**Required work:**
Search the entries below for "this" and copy each matching line.

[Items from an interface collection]
_ _ _ _

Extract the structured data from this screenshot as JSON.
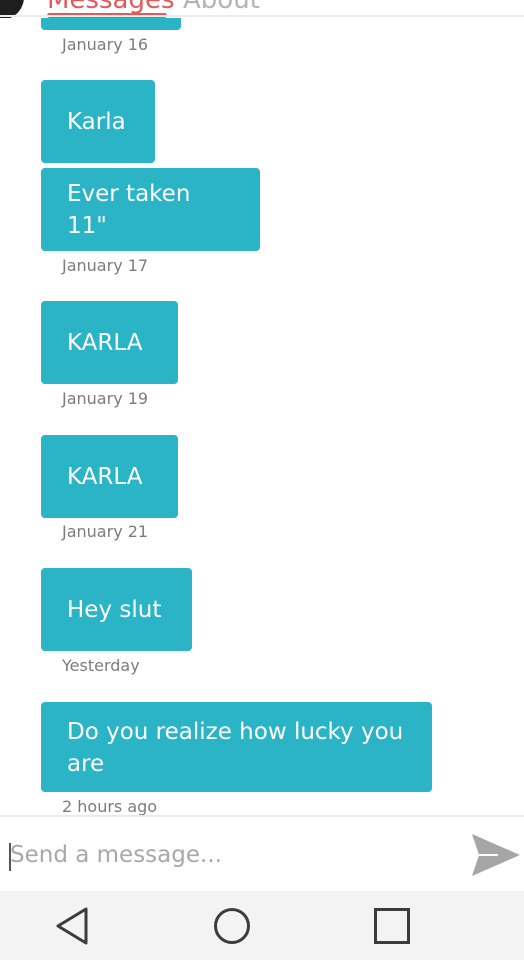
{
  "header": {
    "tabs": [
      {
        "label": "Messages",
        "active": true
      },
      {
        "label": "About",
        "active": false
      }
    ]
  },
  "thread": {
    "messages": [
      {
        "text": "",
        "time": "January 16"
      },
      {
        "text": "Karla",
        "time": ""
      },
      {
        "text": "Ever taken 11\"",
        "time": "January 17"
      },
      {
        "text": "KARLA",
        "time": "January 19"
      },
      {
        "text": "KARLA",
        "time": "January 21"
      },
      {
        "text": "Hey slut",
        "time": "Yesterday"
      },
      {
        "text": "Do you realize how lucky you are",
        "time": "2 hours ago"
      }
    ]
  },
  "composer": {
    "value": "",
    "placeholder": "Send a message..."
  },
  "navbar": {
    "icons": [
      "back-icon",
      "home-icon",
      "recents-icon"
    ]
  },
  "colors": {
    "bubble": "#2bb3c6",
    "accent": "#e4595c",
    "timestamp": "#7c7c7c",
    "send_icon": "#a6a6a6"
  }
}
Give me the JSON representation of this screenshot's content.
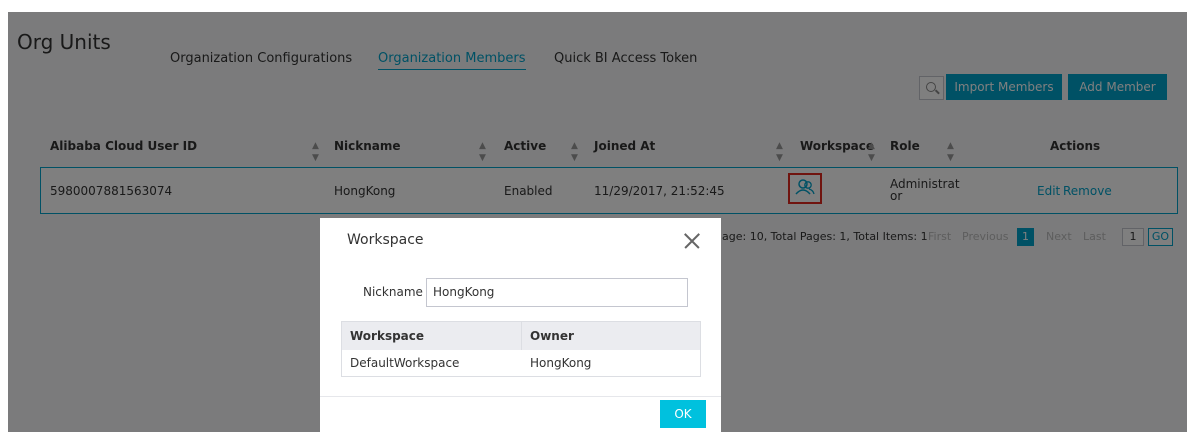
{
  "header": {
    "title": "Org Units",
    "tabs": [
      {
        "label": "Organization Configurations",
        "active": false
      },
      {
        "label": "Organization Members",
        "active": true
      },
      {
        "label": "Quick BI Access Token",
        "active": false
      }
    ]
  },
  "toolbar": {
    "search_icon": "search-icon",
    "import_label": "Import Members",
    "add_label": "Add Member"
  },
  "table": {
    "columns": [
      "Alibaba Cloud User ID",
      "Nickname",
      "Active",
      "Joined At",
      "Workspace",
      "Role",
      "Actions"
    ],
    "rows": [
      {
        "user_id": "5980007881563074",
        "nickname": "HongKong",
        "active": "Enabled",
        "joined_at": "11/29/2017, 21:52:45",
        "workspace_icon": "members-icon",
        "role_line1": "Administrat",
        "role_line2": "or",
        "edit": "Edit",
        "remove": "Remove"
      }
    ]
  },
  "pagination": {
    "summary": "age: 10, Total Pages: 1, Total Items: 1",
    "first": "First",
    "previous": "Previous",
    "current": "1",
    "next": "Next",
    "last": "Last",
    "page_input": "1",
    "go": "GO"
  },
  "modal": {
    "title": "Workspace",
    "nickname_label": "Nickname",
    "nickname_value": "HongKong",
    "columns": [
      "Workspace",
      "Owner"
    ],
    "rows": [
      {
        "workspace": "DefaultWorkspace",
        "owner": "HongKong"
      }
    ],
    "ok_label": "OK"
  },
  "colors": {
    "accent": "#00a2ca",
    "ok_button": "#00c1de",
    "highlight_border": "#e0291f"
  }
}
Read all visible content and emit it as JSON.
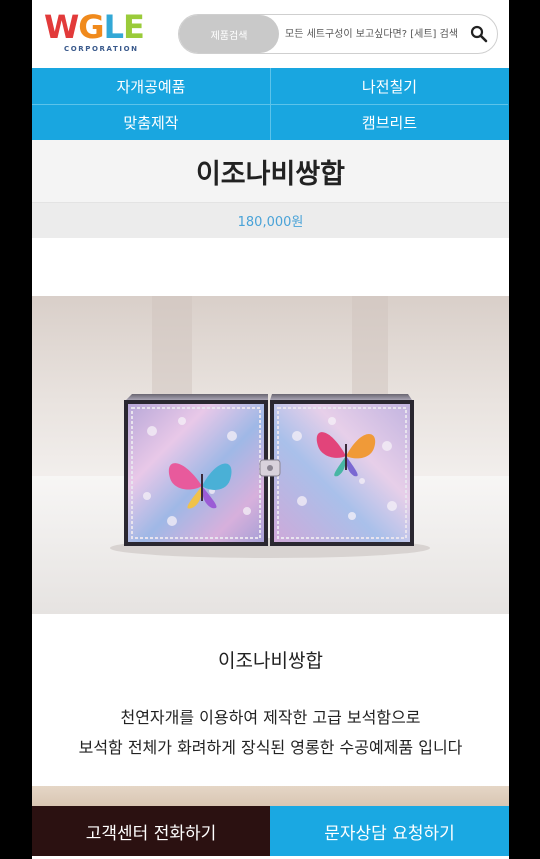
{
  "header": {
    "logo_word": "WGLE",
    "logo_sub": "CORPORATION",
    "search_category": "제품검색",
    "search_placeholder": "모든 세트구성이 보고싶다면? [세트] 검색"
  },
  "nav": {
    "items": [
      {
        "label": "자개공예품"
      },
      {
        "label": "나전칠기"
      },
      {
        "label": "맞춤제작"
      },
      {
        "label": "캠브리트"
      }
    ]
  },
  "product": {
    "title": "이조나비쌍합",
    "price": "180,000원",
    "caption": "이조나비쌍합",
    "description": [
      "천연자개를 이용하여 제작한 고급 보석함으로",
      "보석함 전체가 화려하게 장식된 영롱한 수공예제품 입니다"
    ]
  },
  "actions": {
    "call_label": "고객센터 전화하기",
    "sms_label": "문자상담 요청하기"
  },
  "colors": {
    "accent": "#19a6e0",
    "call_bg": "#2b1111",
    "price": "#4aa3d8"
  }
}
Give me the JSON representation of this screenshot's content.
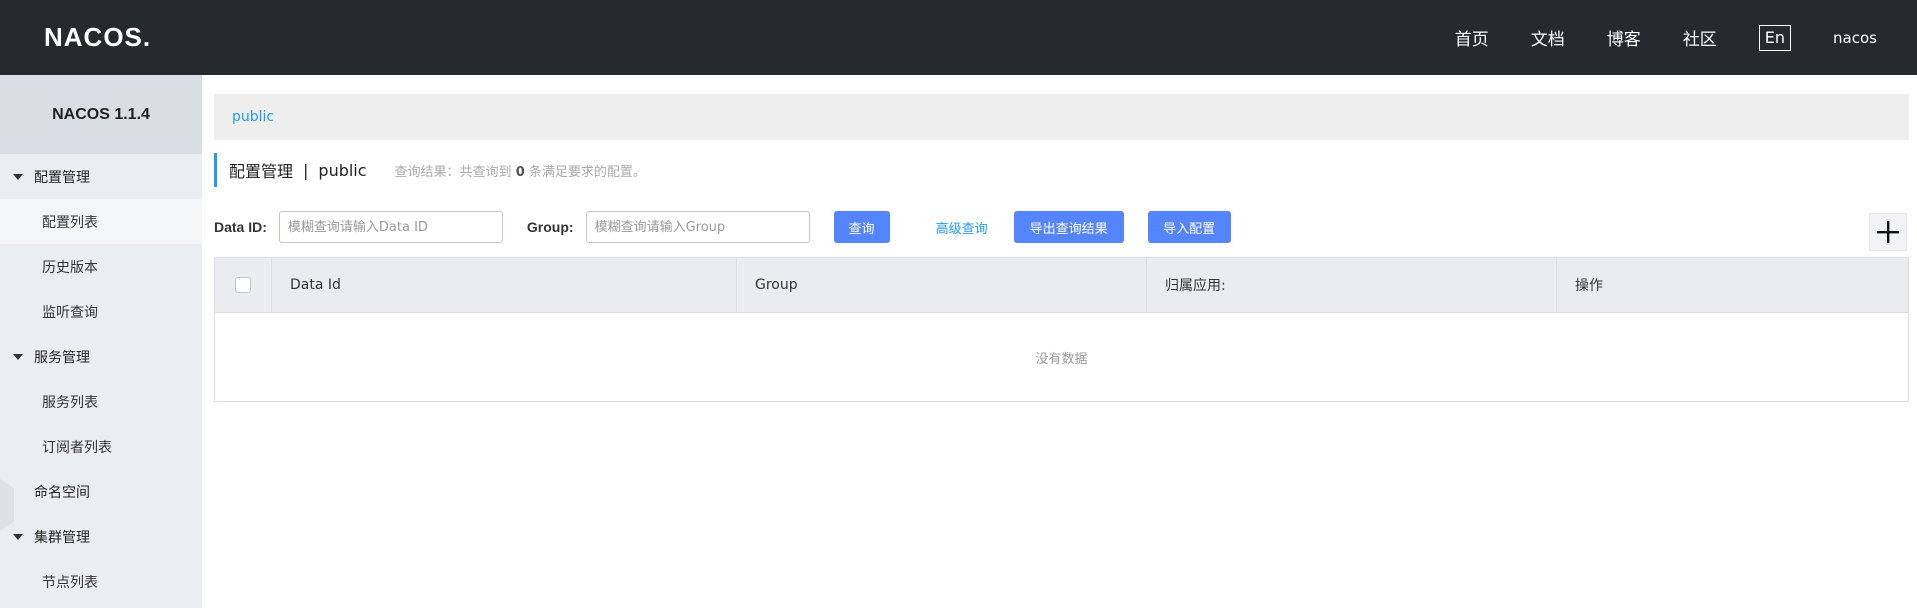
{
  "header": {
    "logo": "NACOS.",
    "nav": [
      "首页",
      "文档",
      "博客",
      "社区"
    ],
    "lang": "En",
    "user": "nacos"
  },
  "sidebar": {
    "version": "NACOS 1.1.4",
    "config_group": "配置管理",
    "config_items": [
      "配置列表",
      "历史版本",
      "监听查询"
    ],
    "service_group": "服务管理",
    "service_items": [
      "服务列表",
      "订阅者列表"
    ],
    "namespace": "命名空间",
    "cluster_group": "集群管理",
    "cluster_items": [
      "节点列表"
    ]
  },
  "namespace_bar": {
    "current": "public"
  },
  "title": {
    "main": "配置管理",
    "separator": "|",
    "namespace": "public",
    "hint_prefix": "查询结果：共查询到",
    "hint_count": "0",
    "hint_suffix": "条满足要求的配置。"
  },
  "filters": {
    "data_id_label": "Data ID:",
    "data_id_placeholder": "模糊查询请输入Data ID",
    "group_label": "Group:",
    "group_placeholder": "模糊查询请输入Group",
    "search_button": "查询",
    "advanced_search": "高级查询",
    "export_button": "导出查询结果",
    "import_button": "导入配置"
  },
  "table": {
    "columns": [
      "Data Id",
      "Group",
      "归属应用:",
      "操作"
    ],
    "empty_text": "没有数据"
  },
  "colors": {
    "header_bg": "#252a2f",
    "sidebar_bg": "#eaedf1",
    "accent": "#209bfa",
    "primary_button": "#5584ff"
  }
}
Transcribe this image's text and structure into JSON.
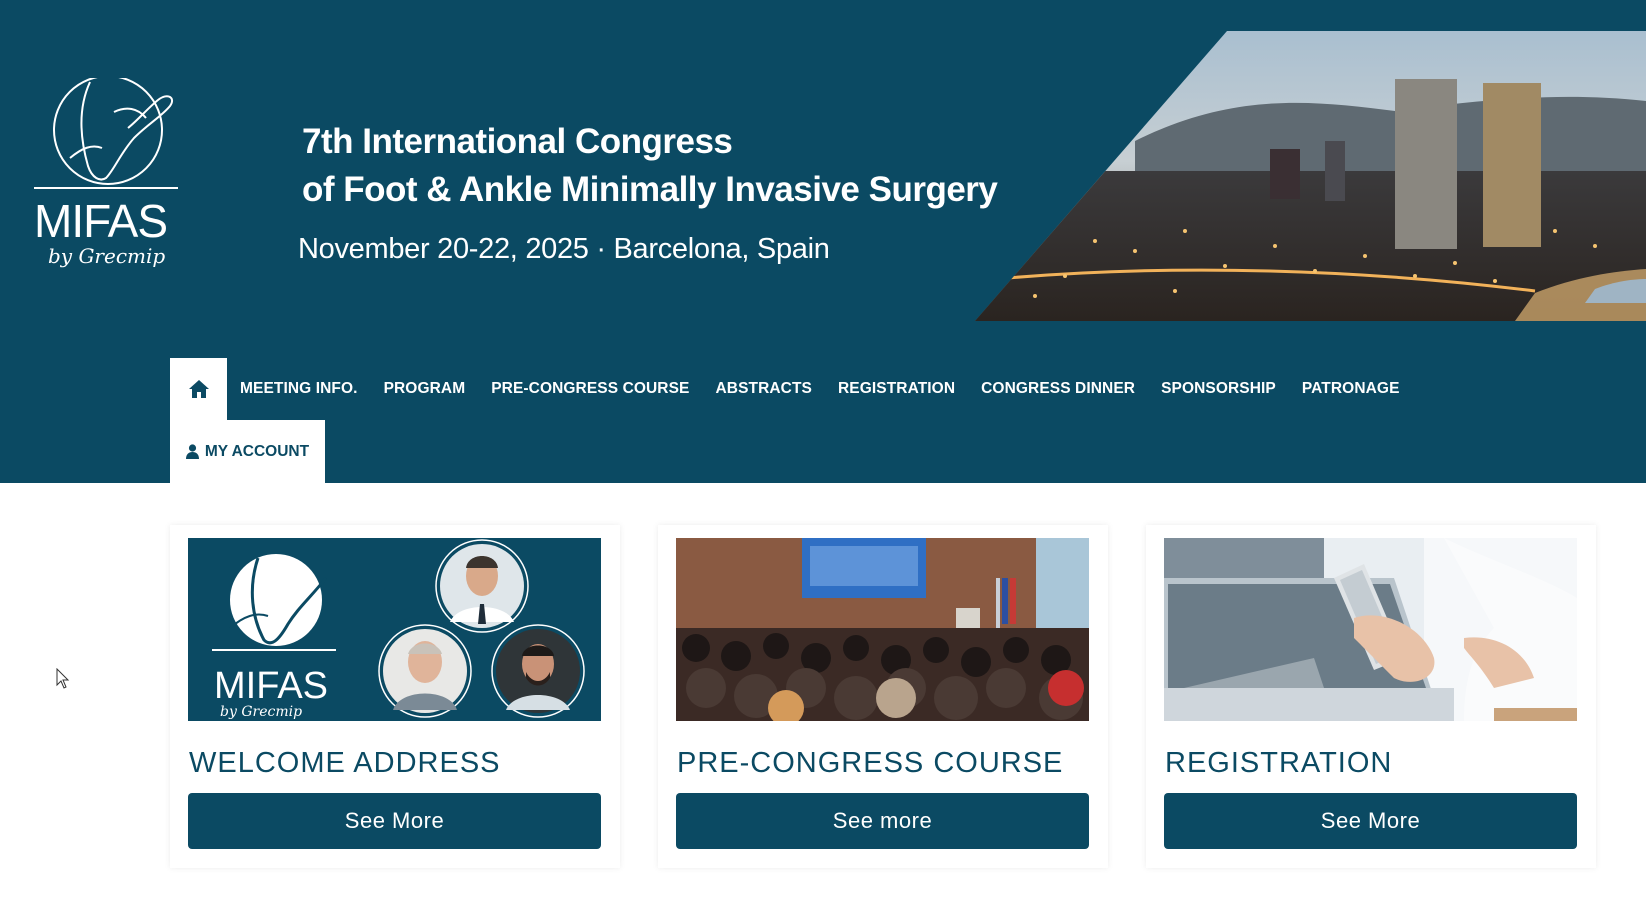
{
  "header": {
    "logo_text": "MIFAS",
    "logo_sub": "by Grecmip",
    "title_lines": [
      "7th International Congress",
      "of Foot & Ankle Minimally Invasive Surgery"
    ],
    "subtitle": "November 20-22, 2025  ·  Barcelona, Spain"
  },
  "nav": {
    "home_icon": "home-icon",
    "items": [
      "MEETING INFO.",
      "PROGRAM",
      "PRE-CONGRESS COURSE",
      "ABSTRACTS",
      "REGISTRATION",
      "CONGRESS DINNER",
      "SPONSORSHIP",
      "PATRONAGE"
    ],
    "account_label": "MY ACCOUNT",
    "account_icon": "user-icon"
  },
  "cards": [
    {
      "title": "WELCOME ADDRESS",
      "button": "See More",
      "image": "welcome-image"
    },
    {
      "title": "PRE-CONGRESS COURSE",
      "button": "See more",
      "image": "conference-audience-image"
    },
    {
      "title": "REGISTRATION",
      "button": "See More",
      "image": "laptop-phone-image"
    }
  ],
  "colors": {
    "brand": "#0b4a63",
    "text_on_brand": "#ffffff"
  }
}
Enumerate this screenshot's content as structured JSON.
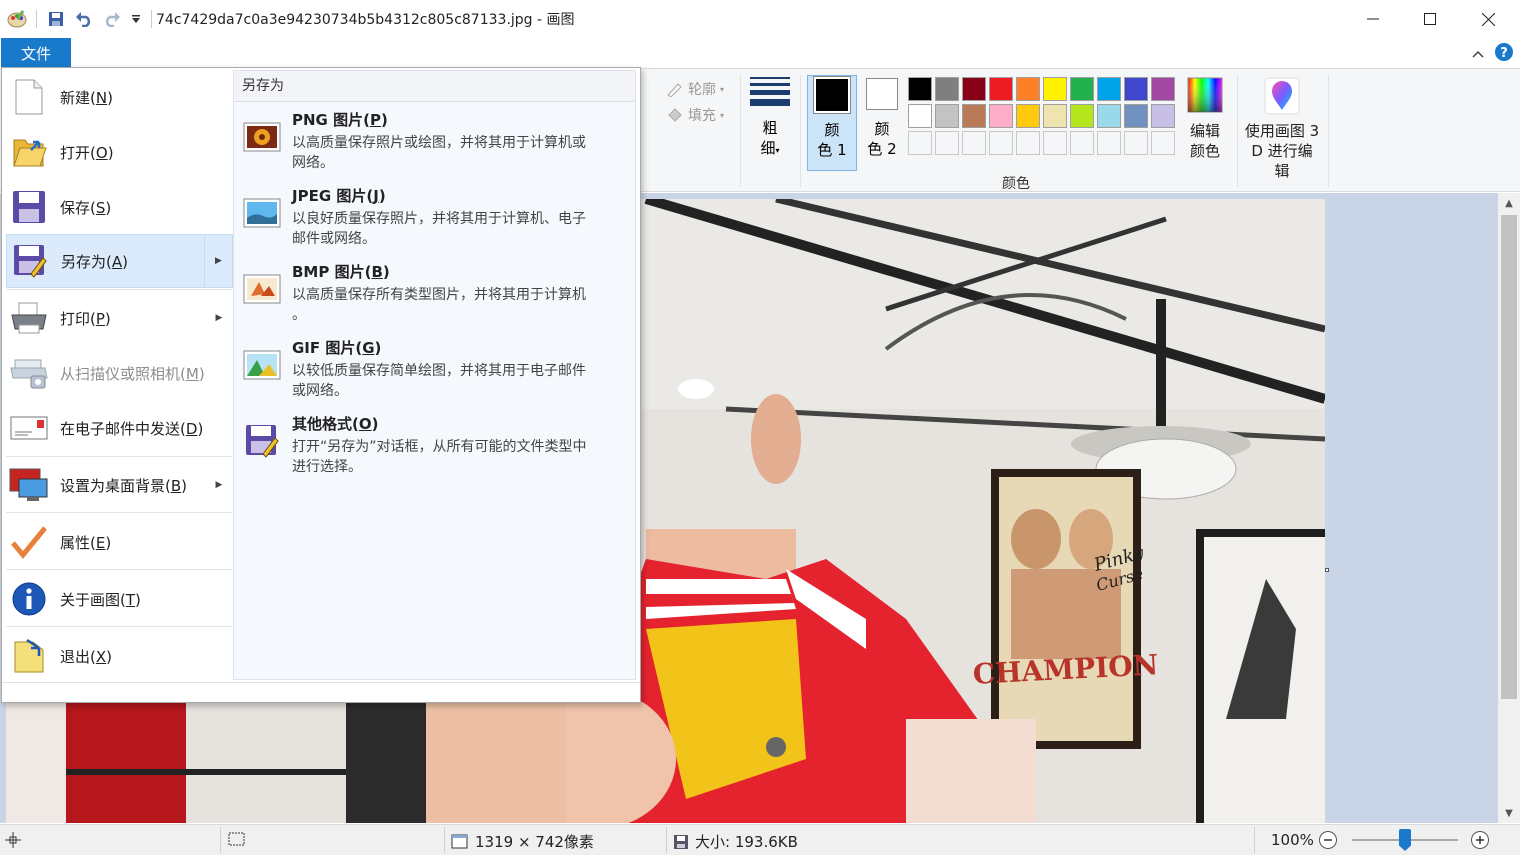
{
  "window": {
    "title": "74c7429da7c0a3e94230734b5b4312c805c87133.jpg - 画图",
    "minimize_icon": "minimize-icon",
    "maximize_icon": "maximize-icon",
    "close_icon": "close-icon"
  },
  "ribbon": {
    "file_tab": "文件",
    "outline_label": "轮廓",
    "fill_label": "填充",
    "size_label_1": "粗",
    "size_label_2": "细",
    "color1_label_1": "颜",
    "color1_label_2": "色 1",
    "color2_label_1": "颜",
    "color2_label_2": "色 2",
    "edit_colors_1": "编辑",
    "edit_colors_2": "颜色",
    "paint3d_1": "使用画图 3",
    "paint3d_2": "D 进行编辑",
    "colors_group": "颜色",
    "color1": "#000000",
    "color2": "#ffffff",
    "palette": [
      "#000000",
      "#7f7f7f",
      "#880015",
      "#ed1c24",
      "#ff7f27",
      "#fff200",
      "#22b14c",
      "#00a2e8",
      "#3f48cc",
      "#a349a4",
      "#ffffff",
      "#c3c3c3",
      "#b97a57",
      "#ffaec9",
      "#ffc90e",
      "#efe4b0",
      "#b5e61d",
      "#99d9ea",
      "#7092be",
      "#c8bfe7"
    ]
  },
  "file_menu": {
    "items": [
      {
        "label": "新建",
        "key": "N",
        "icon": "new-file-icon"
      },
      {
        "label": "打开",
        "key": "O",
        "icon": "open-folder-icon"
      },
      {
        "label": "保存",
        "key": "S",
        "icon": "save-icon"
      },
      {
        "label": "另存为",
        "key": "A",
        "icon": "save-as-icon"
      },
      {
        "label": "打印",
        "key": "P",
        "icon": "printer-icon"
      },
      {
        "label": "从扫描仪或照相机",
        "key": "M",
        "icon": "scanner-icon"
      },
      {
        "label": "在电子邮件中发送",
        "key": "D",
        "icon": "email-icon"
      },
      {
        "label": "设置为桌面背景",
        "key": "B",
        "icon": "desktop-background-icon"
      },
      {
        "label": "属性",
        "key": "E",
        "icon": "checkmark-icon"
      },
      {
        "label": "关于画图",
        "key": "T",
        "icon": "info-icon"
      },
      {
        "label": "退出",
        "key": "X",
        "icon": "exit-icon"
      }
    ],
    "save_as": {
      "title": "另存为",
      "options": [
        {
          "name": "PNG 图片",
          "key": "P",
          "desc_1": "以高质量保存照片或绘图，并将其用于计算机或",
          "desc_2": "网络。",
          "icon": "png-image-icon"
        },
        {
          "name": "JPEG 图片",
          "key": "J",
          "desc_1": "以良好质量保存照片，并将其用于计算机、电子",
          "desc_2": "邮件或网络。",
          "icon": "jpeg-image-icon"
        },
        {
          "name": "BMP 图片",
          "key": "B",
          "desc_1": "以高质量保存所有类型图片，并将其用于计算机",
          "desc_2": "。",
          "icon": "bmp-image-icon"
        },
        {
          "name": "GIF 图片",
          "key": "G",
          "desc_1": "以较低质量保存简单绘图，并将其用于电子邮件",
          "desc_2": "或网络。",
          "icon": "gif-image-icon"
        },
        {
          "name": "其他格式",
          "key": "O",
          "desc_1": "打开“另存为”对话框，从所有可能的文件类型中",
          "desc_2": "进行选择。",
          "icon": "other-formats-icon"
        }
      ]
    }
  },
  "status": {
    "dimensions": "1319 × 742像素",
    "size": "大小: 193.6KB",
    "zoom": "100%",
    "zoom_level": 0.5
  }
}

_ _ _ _

**Task response:**
Extract the structured data from this screenshot as JSON.
Give me the JSON representation of this screenshot's content.
Give me the JSON representation of this screenshot's content.
Transcribe this image's text and structure into JSON.
Enumerate this screenshot's content as structured JSON.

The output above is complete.